* **TASK PROMPT**: Scan the records for "您做好准备了吗". Show the matching lines.

(App and web page records)

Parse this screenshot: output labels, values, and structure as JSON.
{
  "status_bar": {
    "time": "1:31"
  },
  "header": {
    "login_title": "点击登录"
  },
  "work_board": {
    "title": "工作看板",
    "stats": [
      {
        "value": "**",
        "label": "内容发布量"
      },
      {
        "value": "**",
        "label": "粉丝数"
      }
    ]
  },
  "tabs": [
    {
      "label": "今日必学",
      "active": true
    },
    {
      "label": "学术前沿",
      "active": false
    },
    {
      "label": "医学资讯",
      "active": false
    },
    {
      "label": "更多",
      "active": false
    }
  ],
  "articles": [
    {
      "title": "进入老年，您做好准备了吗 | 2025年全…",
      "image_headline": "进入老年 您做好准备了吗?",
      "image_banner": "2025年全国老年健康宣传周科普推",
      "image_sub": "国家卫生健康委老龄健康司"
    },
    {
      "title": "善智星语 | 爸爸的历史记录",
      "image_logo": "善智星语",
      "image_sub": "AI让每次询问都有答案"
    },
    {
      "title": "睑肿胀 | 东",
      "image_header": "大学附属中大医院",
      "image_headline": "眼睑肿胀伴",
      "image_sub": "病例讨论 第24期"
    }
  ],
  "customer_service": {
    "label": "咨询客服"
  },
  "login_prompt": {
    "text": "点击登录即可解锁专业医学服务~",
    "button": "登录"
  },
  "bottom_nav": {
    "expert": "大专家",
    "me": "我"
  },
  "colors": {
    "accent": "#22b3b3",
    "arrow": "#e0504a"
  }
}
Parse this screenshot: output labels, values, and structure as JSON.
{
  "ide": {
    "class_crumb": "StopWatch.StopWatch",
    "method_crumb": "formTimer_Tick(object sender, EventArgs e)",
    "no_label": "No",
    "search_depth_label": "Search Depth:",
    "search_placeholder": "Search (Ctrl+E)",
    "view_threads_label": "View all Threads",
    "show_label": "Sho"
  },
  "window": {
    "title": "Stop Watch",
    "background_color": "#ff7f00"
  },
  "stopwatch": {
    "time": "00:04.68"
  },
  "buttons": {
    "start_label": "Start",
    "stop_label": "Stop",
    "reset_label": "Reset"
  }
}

* **YOUR SOLUTION**:
      "title": "进入老年，您做好准备了吗 | 2025年全…",
      "image_headline": "进入老年 您做好准备了吗?",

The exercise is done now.